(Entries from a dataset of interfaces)
================

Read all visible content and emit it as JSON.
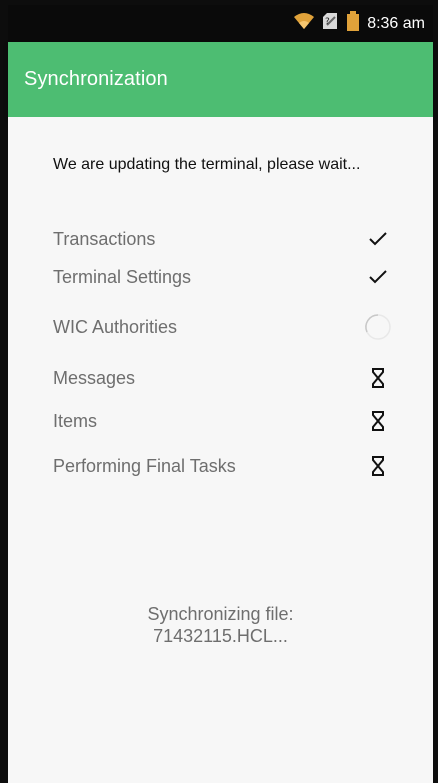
{
  "status_bar": {
    "time": "8:36 am",
    "icons": [
      "wifi-icon",
      "sim-card-icon",
      "battery-icon"
    ],
    "accent_color": "#e0a23a"
  },
  "app_bar": {
    "title": "Synchronization",
    "color": "#4dbd72"
  },
  "main": {
    "intro_text": "We are updating the terminal, please wait...",
    "tasks": [
      {
        "label": "Transactions",
        "status": "done",
        "icon": "checkmark-icon"
      },
      {
        "label": "Terminal Settings",
        "status": "done",
        "icon": "checkmark-icon"
      },
      {
        "label": "WIC Authorities",
        "status": "in-progress",
        "icon": "spinner-icon"
      },
      {
        "label": "Messages",
        "status": "pending",
        "icon": "hourglass-icon"
      },
      {
        "label": "Items",
        "status": "pending",
        "icon": "hourglass-icon"
      },
      {
        "label": "Performing Final Tasks",
        "status": "pending",
        "icon": "hourglass-icon"
      }
    ],
    "sync_label": "Synchronizing file:",
    "sync_file": "71432115.HCL..."
  }
}
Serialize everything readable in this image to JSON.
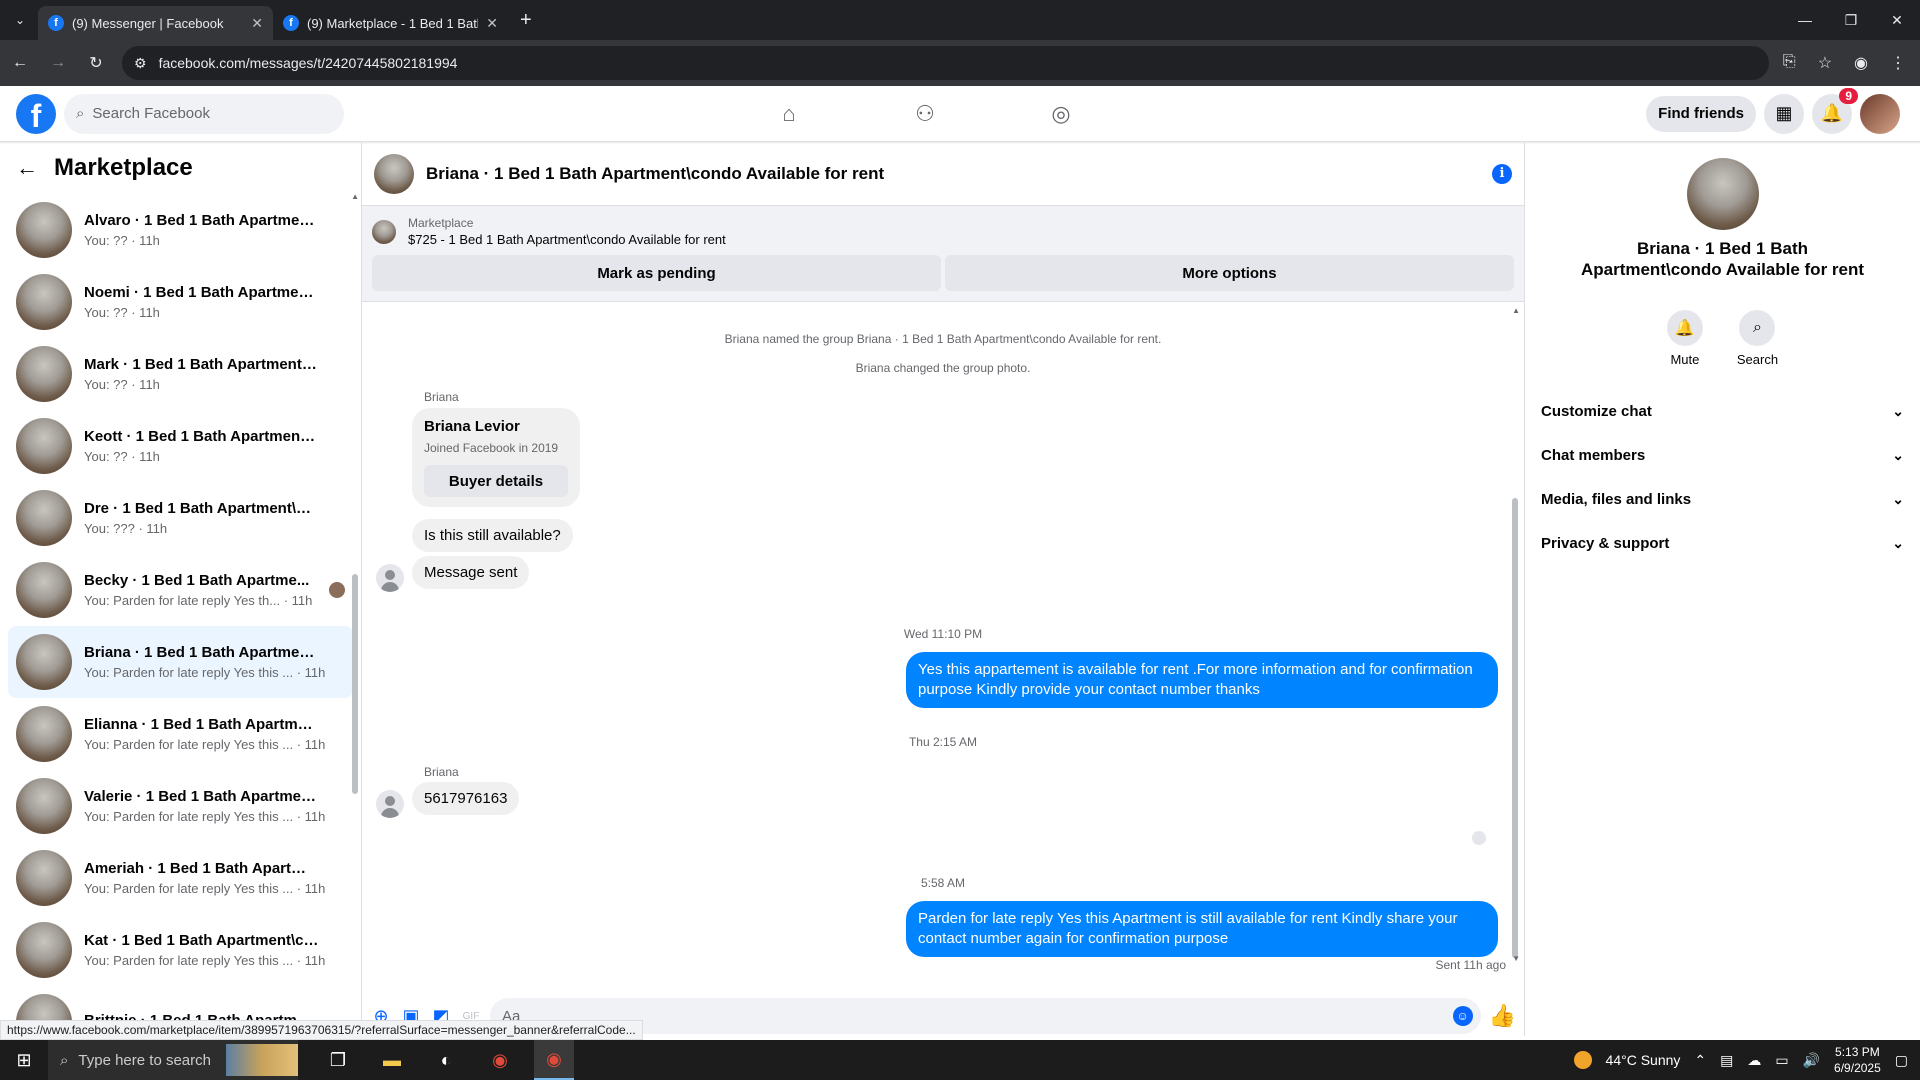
{
  "browser": {
    "tabs": [
      {
        "title": "(9) Messenger | Facebook",
        "active": true
      },
      {
        "title": "(9) Marketplace - 1 Bed 1 Bath",
        "active": false
      }
    ],
    "url": "facebook.com/messages/t/24207445802181994"
  },
  "fb": {
    "search_placeholder": "Search Facebook",
    "find_friends": "Find friends",
    "notif_count": "9"
  },
  "sidebar": {
    "title": "Marketplace",
    "items": [
      {
        "name": "Alvaro · 1 Bed 1 Bath Apartment\\...",
        "sub": "You: ?? · 11h"
      },
      {
        "name": "Noemi · 1 Bed 1 Bath Apartment...",
        "sub": "You: ?? · 11h"
      },
      {
        "name": "Mark · 1 Bed 1 Bath Apartment\\c...",
        "sub": "You: ?? · 11h"
      },
      {
        "name": "Keott · 1 Bed 1 Bath Apartment\\...",
        "sub": "You: ?? · 11h"
      },
      {
        "name": "Dre · 1 Bed 1 Bath Apartment\\co...",
        "sub": "You: ??? · 11h"
      },
      {
        "name": "Becky · 1 Bed 1 Bath Apartme...",
        "sub": "You: Parden for late reply Yes th... · 11h"
      },
      {
        "name": "Briana · 1 Bed 1 Bath Apartment\\...",
        "sub": "You: Parden for late reply Yes this ... · 11h"
      },
      {
        "name": "Elianna · 1 Bed 1 Bath Apartment...",
        "sub": "You: Parden for late reply Yes this ... · 11h"
      },
      {
        "name": "Valerie · 1 Bed 1 Bath Apartment...",
        "sub": "You: Parden for late reply Yes this ... · 11h"
      },
      {
        "name": "Ameriah · 1 Bed 1 Bath Apartme...",
        "sub": "You: Parden for late reply Yes this ... · 11h"
      },
      {
        "name": "Kat · 1 Bed 1 Bath Apartment\\co...",
        "sub": "You: Parden for late reply Yes this ... · 11h"
      },
      {
        "name": "Brittnie · 1 Bed 1 Bath Apartmen...",
        "sub": ""
      }
    ]
  },
  "chat": {
    "title": "Briana · 1 Bed 1 Bath Apartment\\condo Available for rent",
    "mp_label": "Marketplace",
    "mp_price": "$725 - 1 Bed 1 Bath Apartment\\condo Available for rent",
    "mark_pending": "Mark as pending",
    "more_options": "More options",
    "sys1": "Briana named the group Briana · 1 Bed 1 Bath Apartment\\condo Available for rent.",
    "sys2": "Briana changed the group photo.",
    "sender": "Briana",
    "buyer_name": "Briana Levior",
    "buyer_joined": "Joined Facebook in 2019",
    "buyer_details": "Buyer details",
    "msg1": "Is this still available?",
    "msg2": "Message sent",
    "time1": "Wed 11:10 PM",
    "out1": "Yes this appartement is  available for rent .For more information and for confirmation purpose Kindly provide your contact number thanks",
    "time2": "Thu 2:15 AM",
    "msg3": "5617976163",
    "time3": "5:58 AM",
    "out2": "Parden for late reply  Yes this Apartment is still available for rent Kindly share your contact number again for confirmation purpose",
    "sent_status": "Sent 11h ago",
    "composer_placeholder": "Aa"
  },
  "info": {
    "title": "Briana · 1 Bed 1 Bath Apartment\\condo Available for rent",
    "mute": "Mute",
    "search": "Search",
    "sections": [
      "Customize chat",
      "Chat members",
      "Media, files and links",
      "Privacy & support"
    ]
  },
  "status_url": "https://www.facebook.com/marketplace/item/3899571963706315/?referralSurface=messenger_banner&referralCode...",
  "taskbar": {
    "search": "Type here to search",
    "weather": "44°C  Sunny",
    "time": "5:13 PM",
    "date": "6/9/2025"
  }
}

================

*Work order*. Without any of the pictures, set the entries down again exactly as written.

*Your response*.
Read all visible content and emit it as JSON.
{
  "status_bar": {
    "time": "8:36 am",
    "icons": [
      "wifi-icon",
      "sim-card-icon",
      "battery-icon"
    ],
    "accent_color": "#e0a23a"
  },
  "app_bar": {
    "title": "Synchronization",
    "color": "#4dbd72"
  },
  "main": {
    "intro_text": "We are updating the terminal, please wait...",
    "tasks": [
      {
        "label": "Transactions",
        "status": "done",
        "icon": "checkmark-icon"
      },
      {
        "label": "Terminal Settings",
        "status": "done",
        "icon": "checkmark-icon"
      },
      {
        "label": "WIC Authorities",
        "status": "in-progress",
        "icon": "spinner-icon"
      },
      {
        "label": "Messages",
        "status": "pending",
        "icon": "hourglass-icon"
      },
      {
        "label": "Items",
        "status": "pending",
        "icon": "hourglass-icon"
      },
      {
        "label": "Performing Final Tasks",
        "status": "pending",
        "icon": "hourglass-icon"
      }
    ],
    "sync_label": "Synchronizing file:",
    "sync_file": "71432115.HCL..."
  }
}
Serialize everything readable in this image to JSON.
{
  "browser": {
    "tabs": [
      {
        "title": "(9) Messenger | Facebook",
        "active": true
      },
      {
        "title": "(9) Marketplace - 1 Bed 1 Bath",
        "active": false
      }
    ],
    "url": "facebook.com/messages/t/24207445802181994"
  },
  "fb": {
    "search_placeholder": "Search Facebook",
    "find_friends": "Find friends",
    "notif_count": "9"
  },
  "sidebar": {
    "title": "Marketplace",
    "items": [
      {
        "name": "Alvaro · 1 Bed 1 Bath Apartment\\...",
        "sub": "You: ?? · 11h"
      },
      {
        "name": "Noemi · 1 Bed 1 Bath Apartment...",
        "sub": "You: ?? · 11h"
      },
      {
        "name": "Mark · 1 Bed 1 Bath Apartment\\c...",
        "sub": "You: ?? · 11h"
      },
      {
        "name": "Keott · 1 Bed 1 Bath Apartment\\...",
        "sub": "You: ?? · 11h"
      },
      {
        "name": "Dre · 1 Bed 1 Bath Apartment\\co...",
        "sub": "You: ??? · 11h"
      },
      {
        "name": "Becky · 1 Bed 1 Bath Apartme...",
        "sub": "You: Parden for late reply Yes th... · 11h"
      },
      {
        "name": "Briana · 1 Bed 1 Bath Apartment\\...",
        "sub": "You: Parden for late reply Yes this ... · 11h"
      },
      {
        "name": "Elianna · 1 Bed 1 Bath Apartment...",
        "sub": "You: Parden for late reply Yes this ... · 11h"
      },
      {
        "name": "Valerie · 1 Bed 1 Bath Apartment...",
        "sub": "You: Parden for late reply Yes this ... · 11h"
      },
      {
        "name": "Ameriah · 1 Bed 1 Bath Apartme...",
        "sub": "You: Parden for late reply Yes this ... · 11h"
      },
      {
        "name": "Kat · 1 Bed 1 Bath Apartment\\co...",
        "sub": "You: Parden for late reply Yes this ... · 11h"
      },
      {
        "name": "Brittnie · 1 Bed 1 Bath Apartmen...",
        "sub": ""
      }
    ]
  },
  "chat": {
    "title": "Briana · 1 Bed 1 Bath Apartment\\condo Available for rent",
    "mp_label": "Marketplace",
    "mp_price": "$725 - 1 Bed 1 Bath Apartment\\condo Available for rent",
    "mark_pending": "Mark as pending",
    "more_options": "More options",
    "sys1": "Briana named the group Briana · 1 Bed 1 Bath Apartment\\condo Available for rent.",
    "sys2": "Briana changed the group photo.",
    "sender": "Briana",
    "buyer_name": "Briana Levior",
    "buyer_joined": "Joined Facebook in 2019",
    "buyer_details": "Buyer details",
    "msg1": "Is this still available?",
    "msg2": "Message sent",
    "time1": "Wed 11:10 PM",
    "out1": "Yes this appartement is  available for rent .For more information and for confirmation purpose Kindly provide your contact number thanks",
    "time2": "Thu 2:15 AM",
    "msg3": "5617976163",
    "time3": "5:58 AM",
    "out2": "Parden for late reply  Yes this Apartment is still available for rent Kindly share your contact number again for confirmation purpose",
    "sent_status": "Sent 11h ago",
    "composer_placeholder": "Aa"
  },
  "info": {
    "title": "Briana · 1 Bed 1 Bath Apartment\\condo Available for rent",
    "mute": "Mute",
    "search": "Search",
    "sections": [
      "Customize chat",
      "Chat members",
      "Media, files and links",
      "Privacy & support"
    ]
  },
  "status_url": "https://www.facebook.com/marketplace/item/3899571963706315/?referralSurface=messenger_banner&referralCode...",
  "taskbar": {
    "search": "Type here to search",
    "weather": "44°C  Sunny",
    "time": "5:13 PM",
    "date": "6/9/2025"
  }
}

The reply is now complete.